-- Opening Marker --

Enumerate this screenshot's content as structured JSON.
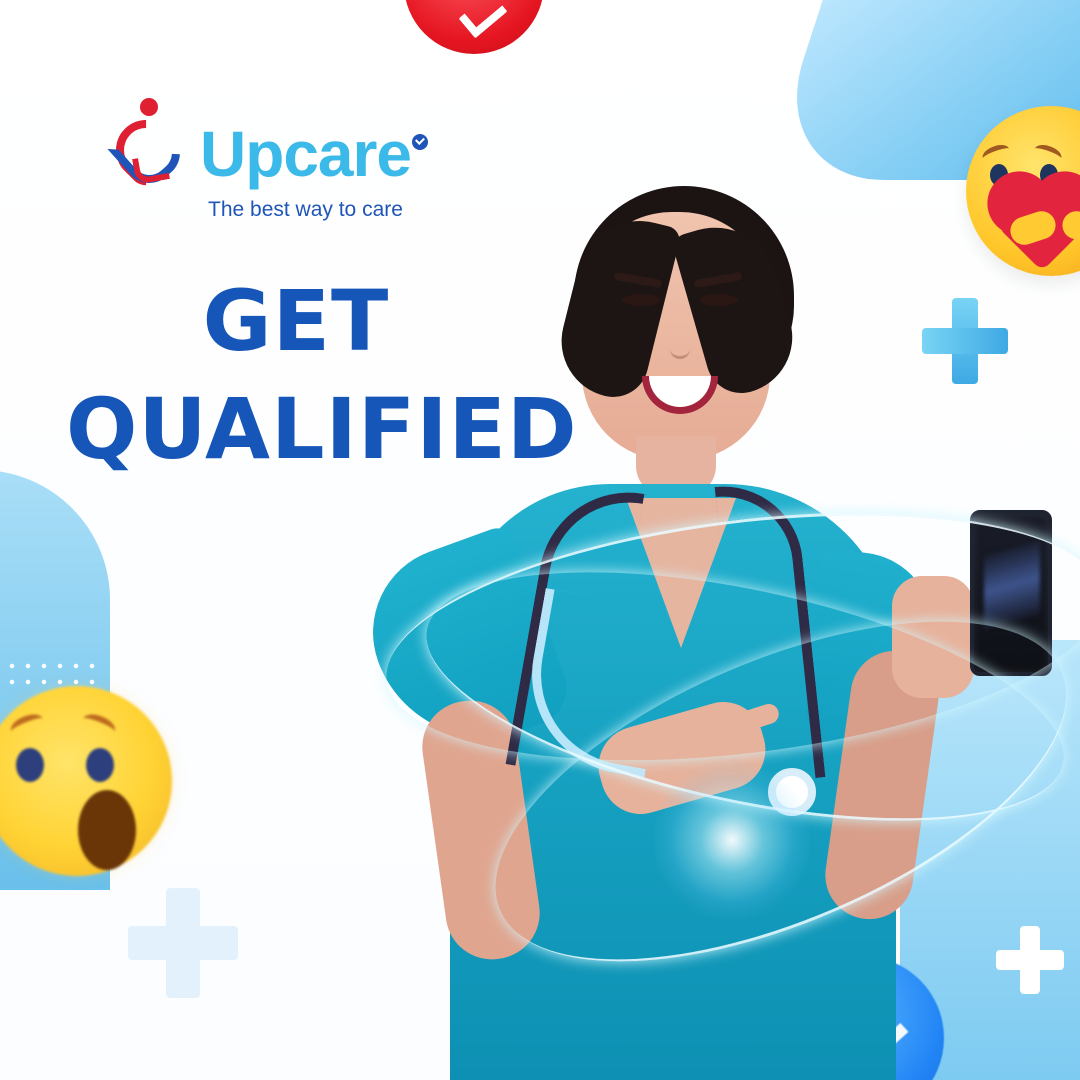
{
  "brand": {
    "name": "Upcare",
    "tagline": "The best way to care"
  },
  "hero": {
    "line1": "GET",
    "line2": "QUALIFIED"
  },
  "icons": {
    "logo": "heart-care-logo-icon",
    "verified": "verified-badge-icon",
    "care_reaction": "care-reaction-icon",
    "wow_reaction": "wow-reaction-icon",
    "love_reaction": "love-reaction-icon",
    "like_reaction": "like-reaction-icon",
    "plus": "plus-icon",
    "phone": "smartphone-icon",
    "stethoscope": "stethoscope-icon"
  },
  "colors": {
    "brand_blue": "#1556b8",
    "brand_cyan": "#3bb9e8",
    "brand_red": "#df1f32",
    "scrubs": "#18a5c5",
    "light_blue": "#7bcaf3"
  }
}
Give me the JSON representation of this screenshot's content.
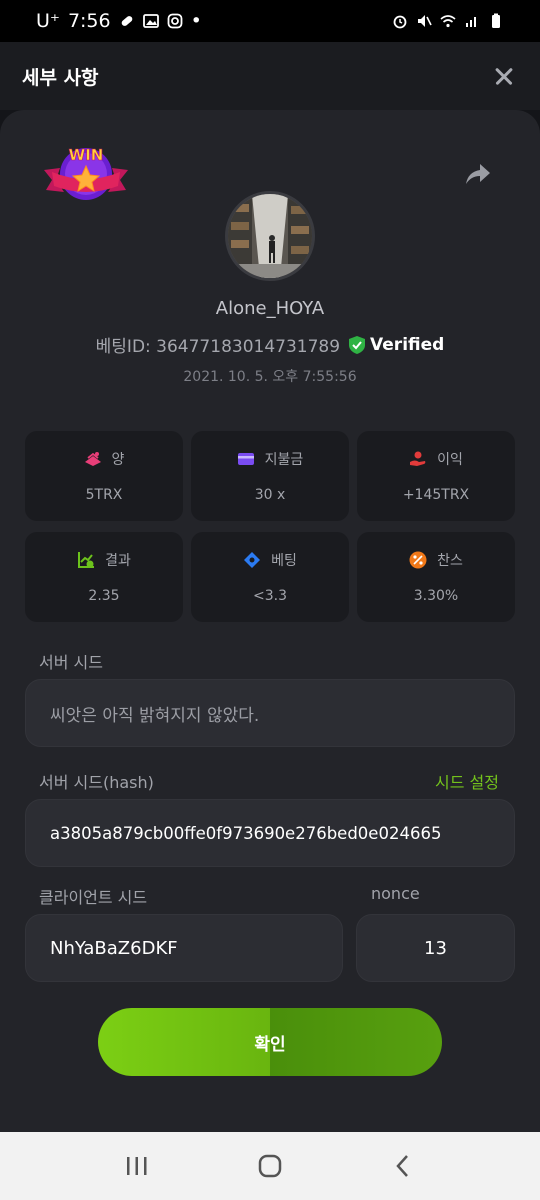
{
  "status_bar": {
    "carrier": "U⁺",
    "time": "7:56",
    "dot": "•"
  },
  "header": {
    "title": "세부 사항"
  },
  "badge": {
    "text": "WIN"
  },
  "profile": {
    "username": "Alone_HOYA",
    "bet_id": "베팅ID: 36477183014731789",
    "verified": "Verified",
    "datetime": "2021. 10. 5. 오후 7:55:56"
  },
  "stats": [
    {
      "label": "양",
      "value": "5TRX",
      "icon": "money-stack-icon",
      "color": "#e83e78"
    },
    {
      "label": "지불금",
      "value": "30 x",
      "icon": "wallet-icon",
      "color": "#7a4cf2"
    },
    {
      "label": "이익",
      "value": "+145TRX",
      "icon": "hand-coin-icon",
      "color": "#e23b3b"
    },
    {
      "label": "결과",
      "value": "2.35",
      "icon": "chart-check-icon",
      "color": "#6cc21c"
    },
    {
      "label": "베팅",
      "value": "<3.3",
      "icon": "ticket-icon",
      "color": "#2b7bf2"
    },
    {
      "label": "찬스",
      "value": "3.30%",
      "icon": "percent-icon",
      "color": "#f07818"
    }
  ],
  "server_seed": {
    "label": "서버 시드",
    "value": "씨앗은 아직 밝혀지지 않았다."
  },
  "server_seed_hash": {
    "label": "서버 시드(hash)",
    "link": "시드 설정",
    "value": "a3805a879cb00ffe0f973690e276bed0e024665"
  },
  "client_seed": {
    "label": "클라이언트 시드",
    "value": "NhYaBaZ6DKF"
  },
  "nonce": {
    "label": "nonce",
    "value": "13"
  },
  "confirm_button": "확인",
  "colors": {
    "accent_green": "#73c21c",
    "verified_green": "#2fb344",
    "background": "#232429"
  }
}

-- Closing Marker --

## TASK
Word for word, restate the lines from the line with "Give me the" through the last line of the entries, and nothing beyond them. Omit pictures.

## EXERCISE RESPONSE
Give me the JSON representation of this screenshot's content.
{
  "status_bar": {
    "carrier": "U⁺",
    "time": "7:56",
    "dot": "•"
  },
  "header": {
    "title": "세부 사항"
  },
  "badge": {
    "text": "WIN"
  },
  "profile": {
    "username": "Alone_HOYA",
    "bet_id": "베팅ID: 36477183014731789",
    "verified": "Verified",
    "datetime": "2021. 10. 5. 오후 7:55:56"
  },
  "stats": [
    {
      "label": "양",
      "value": "5TRX",
      "icon": "money-stack-icon",
      "color": "#e83e78"
    },
    {
      "label": "지불금",
      "value": "30 x",
      "icon": "wallet-icon",
      "color": "#7a4cf2"
    },
    {
      "label": "이익",
      "value": "+145TRX",
      "icon": "hand-coin-icon",
      "color": "#e23b3b"
    },
    {
      "label": "결과",
      "value": "2.35",
      "icon": "chart-check-icon",
      "color": "#6cc21c"
    },
    {
      "label": "베팅",
      "value": "<3.3",
      "icon": "ticket-icon",
      "color": "#2b7bf2"
    },
    {
      "label": "찬스",
      "value": "3.30%",
      "icon": "percent-icon",
      "color": "#f07818"
    }
  ],
  "server_seed": {
    "label": "서버 시드",
    "value": "씨앗은 아직 밝혀지지 않았다."
  },
  "server_seed_hash": {
    "label": "서버 시드(hash)",
    "link": "시드 설정",
    "value": "a3805a879cb00ffe0f973690e276bed0e024665"
  },
  "client_seed": {
    "label": "클라이언트 시드",
    "value": "NhYaBaZ6DKF"
  },
  "nonce": {
    "label": "nonce",
    "value": "13"
  },
  "confirm_button": "확인",
  "colors": {
    "accent_green": "#73c21c",
    "verified_green": "#2fb344",
    "background": "#232429"
  }
}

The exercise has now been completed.